Go line by line through the entries and show those that hold the string "EURUSD".

(PROVIDED INFORMATION)

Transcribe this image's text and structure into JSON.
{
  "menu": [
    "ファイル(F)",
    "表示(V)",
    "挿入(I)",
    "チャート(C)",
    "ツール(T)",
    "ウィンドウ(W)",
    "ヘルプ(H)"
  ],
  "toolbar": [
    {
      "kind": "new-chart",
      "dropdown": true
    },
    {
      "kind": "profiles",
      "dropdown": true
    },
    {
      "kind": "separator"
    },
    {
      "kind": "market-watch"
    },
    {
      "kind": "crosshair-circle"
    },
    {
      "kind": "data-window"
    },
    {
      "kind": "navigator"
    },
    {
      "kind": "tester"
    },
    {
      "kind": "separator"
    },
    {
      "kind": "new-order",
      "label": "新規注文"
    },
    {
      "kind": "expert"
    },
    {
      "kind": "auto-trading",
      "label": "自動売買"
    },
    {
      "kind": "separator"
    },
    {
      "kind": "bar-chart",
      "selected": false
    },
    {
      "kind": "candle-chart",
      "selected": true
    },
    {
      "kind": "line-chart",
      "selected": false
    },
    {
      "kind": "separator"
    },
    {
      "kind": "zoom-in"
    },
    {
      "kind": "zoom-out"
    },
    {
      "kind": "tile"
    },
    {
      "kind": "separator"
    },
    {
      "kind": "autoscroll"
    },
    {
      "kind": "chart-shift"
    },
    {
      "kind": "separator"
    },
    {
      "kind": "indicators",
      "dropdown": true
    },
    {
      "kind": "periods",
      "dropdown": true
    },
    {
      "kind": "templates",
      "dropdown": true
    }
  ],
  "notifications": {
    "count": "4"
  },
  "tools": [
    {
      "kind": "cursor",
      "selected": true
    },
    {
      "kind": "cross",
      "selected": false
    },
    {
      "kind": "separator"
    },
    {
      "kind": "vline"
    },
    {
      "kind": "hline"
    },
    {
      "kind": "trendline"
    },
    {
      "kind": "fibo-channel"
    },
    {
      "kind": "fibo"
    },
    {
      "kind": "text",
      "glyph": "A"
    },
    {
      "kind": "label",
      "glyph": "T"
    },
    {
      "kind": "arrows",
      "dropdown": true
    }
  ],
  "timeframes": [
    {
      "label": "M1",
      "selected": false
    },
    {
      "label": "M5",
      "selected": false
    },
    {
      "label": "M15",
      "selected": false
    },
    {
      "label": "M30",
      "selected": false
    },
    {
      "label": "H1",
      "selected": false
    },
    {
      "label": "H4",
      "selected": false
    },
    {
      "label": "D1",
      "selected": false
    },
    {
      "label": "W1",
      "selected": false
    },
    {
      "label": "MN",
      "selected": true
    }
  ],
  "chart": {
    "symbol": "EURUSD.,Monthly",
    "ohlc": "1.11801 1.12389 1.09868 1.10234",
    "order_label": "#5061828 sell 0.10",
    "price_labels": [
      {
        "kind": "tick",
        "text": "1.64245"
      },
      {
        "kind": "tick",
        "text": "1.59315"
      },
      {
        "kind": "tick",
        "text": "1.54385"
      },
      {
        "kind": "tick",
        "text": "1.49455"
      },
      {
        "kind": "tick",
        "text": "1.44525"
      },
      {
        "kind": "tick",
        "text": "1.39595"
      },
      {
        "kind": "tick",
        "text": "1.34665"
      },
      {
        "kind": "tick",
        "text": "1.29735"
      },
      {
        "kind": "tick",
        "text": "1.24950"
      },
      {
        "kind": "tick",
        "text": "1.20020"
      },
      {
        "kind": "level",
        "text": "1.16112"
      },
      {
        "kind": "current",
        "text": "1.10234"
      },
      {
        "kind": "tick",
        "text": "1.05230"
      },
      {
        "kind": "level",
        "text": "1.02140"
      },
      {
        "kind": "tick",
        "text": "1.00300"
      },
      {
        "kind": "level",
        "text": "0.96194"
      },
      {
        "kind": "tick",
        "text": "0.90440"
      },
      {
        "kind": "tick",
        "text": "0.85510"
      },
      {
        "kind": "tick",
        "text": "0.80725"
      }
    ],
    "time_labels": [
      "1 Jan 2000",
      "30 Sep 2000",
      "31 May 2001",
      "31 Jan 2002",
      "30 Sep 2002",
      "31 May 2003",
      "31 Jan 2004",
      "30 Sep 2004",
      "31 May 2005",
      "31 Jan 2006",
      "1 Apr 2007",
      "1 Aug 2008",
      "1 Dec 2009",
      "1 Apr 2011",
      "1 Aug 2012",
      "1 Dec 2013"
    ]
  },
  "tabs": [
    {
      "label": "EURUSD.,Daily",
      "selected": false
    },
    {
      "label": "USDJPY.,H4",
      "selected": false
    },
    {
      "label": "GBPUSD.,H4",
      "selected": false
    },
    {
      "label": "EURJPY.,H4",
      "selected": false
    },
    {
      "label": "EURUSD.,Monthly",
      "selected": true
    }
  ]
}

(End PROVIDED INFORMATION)

=== ANSWER BOX ===
    "symbol": "EURUSD.,Monthly",
      "label": "EURUSD.,Daily",
      "label": "EURUSD.,Monthly",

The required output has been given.